-"I'm riding my horse in a medium tree Pessoa, and it doesn't fit. What would you recommend?"

- "My mare's back was ouchy after our ride today. I think it's my saddle. What's wrong with the way it's fitting?"

- "My horse was on lay-up for the last two months, and gained a lot of weight. What tree width do I need?"

- "My horse goes funny to the right, and won't pick up the right lead canter. Does this mean my saddle doesn't fit?"

- A photo of a saddle sitting on a saddle buck, with the query, "Is this saddle the right size for me?"

- A photo of a horse's head (or in one memorable case, its rump), with the query, "This is my horse. What saddle would fit?"

- A piece of paper with two parallel lines drawn on it. One is labeled, "Back of my butt", and the other is labeled, "Front of my crotch"; below the two lines are the words, "Do I need a 16" or a 16.5" seat?"

Now, I'll admit that we have a pretty knowledgeable staff here - we all have the ability to make educated guesses and recommendations based on a good description of the horse or how the saddle's fitting (or not), but the inquiries listed above require "Let me lay hands upon my computer monitor and I will tap into the Divine Universal Saddle Fitter Consciousness and tell you what you need." And while we're pretty good, NO ONE is that good.

If you want to find a saddle that works for you and your horse, you need to do your homework, particularly if you're doing it long-distance. If we can't put our hands on the horse to assess the fit and watch the horse go in each saddle with you riding, we need your help - you need to be our eyes and ears (and hands). It's not necessarily easy or convenient, but for those customers who have no shops or fitters nearby, it may be the only way to find a saddle that works for you and your horse.


Melissa said...

Ah. You certainly can't please everyone, because there are surely some very...challenged...people out there. All you can do is what you already do - try to educate the best you can, but rest assured you are doing a fantastic job for the *reasonable* people you work with. Your attention to detail and willingness to examine tracings and photos (and descriptions...LONG e-mailed descriptions =) ) was the reason I found a saddle that fits my horse. (The first I'd EVER found, by the way, and I'd tried many) Just let the rest roll off your back - you're doing just fine!

saddlefitter said...

Thanks for the kind words, Melissa. We love our work at TMT - glad to hear we're doing a good job.

Anonymous said...

Frankly, CP is off base. I so appreciate your questions. Not only do they help you help me and my horse, I also learn about the basics of saddle fit.
Trullbull Mtn does a first rate job with internet and long distance clients.

Andrew Campbell said...

Kitt: that just made me feel a whole lot better about work... sorry it has to happen to you.

I just started riding again the last year or so, virtually all gaited horses, and primarily for handling dogs in field trials. I don't know much about horses, and less about leather work, but I love your blog.

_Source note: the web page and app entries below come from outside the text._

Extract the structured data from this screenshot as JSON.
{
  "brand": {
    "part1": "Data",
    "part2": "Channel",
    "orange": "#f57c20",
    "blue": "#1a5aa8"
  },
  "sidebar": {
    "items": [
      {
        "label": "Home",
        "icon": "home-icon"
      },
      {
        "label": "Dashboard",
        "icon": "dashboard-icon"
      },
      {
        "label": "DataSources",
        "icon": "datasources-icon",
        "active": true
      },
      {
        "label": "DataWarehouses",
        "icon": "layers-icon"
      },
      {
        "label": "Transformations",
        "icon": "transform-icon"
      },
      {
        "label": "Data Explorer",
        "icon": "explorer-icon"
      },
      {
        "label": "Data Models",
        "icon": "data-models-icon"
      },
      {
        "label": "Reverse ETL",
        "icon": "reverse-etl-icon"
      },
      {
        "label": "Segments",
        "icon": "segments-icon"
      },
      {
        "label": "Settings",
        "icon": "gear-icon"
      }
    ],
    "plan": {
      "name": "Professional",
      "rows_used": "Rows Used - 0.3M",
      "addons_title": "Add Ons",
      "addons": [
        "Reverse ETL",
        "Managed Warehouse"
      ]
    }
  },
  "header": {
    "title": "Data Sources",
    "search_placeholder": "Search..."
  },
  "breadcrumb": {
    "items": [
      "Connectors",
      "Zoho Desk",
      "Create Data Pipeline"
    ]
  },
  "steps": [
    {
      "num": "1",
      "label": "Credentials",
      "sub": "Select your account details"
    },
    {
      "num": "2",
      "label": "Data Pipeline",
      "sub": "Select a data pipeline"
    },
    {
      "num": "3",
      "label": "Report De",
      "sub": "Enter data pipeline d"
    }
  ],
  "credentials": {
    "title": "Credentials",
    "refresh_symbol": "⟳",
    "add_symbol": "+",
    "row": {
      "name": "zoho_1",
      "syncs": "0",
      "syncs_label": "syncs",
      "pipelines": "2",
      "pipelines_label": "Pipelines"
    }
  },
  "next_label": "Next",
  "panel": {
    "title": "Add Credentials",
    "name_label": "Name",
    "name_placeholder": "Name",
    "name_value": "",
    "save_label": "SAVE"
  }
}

saddlefitter said...

Val, Andrew, thanks. I must admit that the questions I cited are few and far between. Most of our customers want to do whatever it takes to find the right saddle, but when we do get queries such as the ones I mentioned, it's always good for a chuckle - and in most cases, we're able to educate the customer, too.

Anonymous said...

I love your blog. And your approach. Long live the hoops master!

Anonymous said...

*wiping tears of laughter from eyes*
oh my. There are times it must be quite difficult to answer earnestly and nicely.

As for hoops, um, yeah, I would happily jump through a billion hoops to get the right fit...that's just nuts, the saddle fitter wants TOO MUCH information???

I would feel like a fitter asking for precisely detailed information was extremely caring and competent, and invested in doing an excellent job for *my* needs. CB is missing out big time.

Kate said...

One of the reasons I'm so very impressed with you and TMT is the amount of information you ask for when making a recommendation! It gives me far more confidence in your advice than I have with company specific reps who seem to want to sell me whatever saddle they have on hand with the least time and effort possible.

When it comes to data in scientific research we have a saying, "Garbage in = Garbage out."